The same can be said of its user interface, which refrains from anything too complicated in favour of a very sleek, usable experience. It has to be said that the Crossbow can display a lot of information on its watch face, but it never gets too cluttered such that said information would become difficult to take in. It’s a credit to the smart use of colour and typography that the device can effortlessly bring you SMS notifications, weather updates and your music player controls all at once without ever seeming like there’s too much going on to take notice of. And, unlikely some other models of smartwatch, it can do all this whilst still displaying the time—all the added smartwatch functionality is neatly placed into the background of a traditional watch fact, so whatever else you’re doing with the Crossbow, it’s always a watch first and foremost.

The fact that this is primarily a watch, with its other functions being secondary, is perhaps as a result of it being developed by Hyetis as ‘the first and only’ Swiss smartwatch.
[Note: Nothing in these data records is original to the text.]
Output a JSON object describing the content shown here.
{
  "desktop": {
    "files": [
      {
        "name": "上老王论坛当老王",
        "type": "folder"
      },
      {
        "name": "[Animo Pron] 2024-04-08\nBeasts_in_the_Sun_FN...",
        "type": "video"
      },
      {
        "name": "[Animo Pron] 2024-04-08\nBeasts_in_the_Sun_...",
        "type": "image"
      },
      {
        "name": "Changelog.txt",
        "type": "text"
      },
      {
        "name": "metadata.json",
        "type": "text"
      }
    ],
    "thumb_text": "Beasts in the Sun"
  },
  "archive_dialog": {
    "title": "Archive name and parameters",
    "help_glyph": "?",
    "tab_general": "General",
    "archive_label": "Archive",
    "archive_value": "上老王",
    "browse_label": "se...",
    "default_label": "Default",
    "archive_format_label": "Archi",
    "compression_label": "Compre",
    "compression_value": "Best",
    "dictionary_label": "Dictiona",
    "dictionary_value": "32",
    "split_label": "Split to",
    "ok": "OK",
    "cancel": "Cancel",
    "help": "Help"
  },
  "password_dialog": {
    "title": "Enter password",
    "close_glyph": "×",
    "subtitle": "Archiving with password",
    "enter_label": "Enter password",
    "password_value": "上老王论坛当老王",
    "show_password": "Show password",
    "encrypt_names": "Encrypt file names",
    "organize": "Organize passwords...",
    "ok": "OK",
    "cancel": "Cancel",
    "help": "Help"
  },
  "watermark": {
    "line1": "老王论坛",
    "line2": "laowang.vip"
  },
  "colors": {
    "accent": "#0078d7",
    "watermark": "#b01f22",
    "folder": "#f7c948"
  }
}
It’s widely known the world over that no one has quite the watchmaking acumen that the Swiss do, so it makes sense that the massive experience that Swiss watchmakers have in the physical process of creating timepieces could be harness to make a standout smartwatch. However, it’s the balance between the electronic and traditional components of the watch that will make or break such a device, and that’s where the Crossbow really shines. Most smartwatches tend to veer towards being either a traditional watch with electronic influences or vice versa—the Crossbow doesn’t make any such compromises. It’s clear that this device has been designed from scratch as a product that integrates the best of both world smoothly and succinctly, and it is very successful in its efforts.
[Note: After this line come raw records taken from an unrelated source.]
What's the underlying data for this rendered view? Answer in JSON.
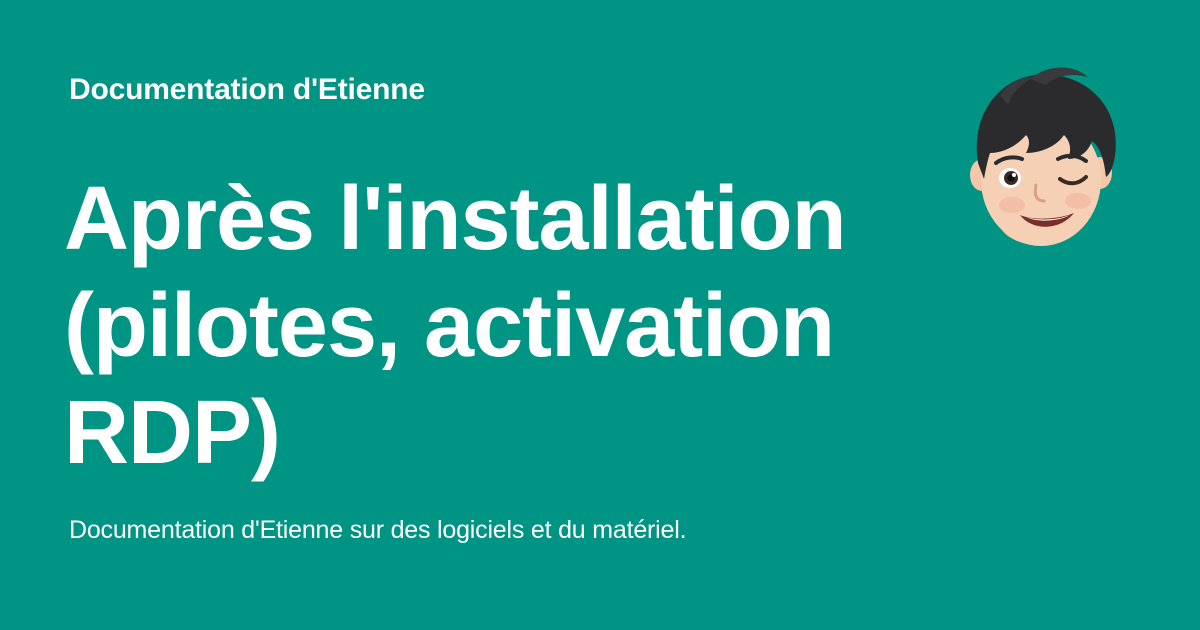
{
  "site": {
    "name": "Documentation d'Etienne"
  },
  "page": {
    "title": "Après l'installation (pilotes, activation RDP)",
    "description": "Documentation d'Etienne sur des logiciels et du matériel."
  },
  "avatar": {
    "icon": "memoji-winking-face-icon"
  },
  "colors": {
    "background": "#009485",
    "text": "#ffffff"
  }
}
Similarly impressive is the huge amount of raw power that the Crossbow has under the hood. As well as the very impressive standard of the watch mechanism itself—an automatic Swiss Made movement for all three hands—there’s a quad core GPU, a dual core 1.2 GHz ARM A9 and 64GB of onboard flash memory for storage. All of this should ensure that the device will continue to be effective and competitive for its lifetime, rather than becoming obsolete all too soon, something that can happen rather easily if designers aren’t as forward thinking as the team at Hyetis. There’s also plenty of functionality enhancing hardware that makes sure that the watch isn’t beholden to any other device—a 48 Megapixel camera will be able to compete with most phone cameras and even some dedicated compacts, whilst a range of biometrics trackers will give future apps for the device the ability to track your heartbeat, body temperature and blood pressure. There’s so much going on with this device that, in lesser hands, it could end up being a rather unfocussed project—but thankfully that’s not the case. It’s simply an extraordinarily fully-functioned bit of kit that manages to keep a lot of different plates spinning in rather amazing synchronicity. The Crossbow gives you the ability to a lot from your wrist, but it does so without ever over-complicating matters and realizing that those features need not detract from the simpler functions that you’ll be using more often. This is a device that can do a lot—but can also do the simply stuff very, very well.
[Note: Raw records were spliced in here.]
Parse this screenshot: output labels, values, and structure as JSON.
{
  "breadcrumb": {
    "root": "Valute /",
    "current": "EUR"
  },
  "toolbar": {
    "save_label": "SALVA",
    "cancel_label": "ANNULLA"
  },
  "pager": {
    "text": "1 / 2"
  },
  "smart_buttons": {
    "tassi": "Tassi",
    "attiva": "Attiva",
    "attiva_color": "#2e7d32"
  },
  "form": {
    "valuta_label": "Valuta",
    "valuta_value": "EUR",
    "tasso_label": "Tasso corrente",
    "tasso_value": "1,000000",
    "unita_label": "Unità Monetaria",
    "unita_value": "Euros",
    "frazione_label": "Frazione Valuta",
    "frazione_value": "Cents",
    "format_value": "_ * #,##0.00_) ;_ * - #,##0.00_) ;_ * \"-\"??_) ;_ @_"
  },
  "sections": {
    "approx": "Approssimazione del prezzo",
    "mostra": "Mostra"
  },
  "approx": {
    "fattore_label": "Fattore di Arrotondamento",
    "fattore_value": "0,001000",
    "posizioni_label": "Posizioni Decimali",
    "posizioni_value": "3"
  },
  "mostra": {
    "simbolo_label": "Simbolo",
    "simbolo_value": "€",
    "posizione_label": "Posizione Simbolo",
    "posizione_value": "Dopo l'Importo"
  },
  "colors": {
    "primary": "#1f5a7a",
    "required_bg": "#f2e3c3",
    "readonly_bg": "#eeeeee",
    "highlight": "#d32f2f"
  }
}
As you might imagine, such a device as the Crossbow that offers high-end internals, luxury finishings and all the trimmings that come with Swiss design is going to carry with it a considerable price tag. At $1200 USD for a special early bird edition of the device, there’s no way of getting around the fact that this is an expensive smartwatch—but in terms of what the Crossbow can do, it’s not an unbelievable sum. The bottom line is that the Crossbow is a smartwatch for someone who doesn’t want to compromise in any area; aesthetics, internals, interface—every part of the user experience has been fine tuned until there’s little else that can be done to make it better. If you’re the sort of smartwatch user who demands perfection from their device, and won’t shy away from paying what it takes to get that result, then the Crossbow might just be for you. If you’d like more information about the device, you can visit the Hyetis website for a full listing of its specifications and features, as well as the brand’s official store where you can buy the Crossbow direct from its manufacturers.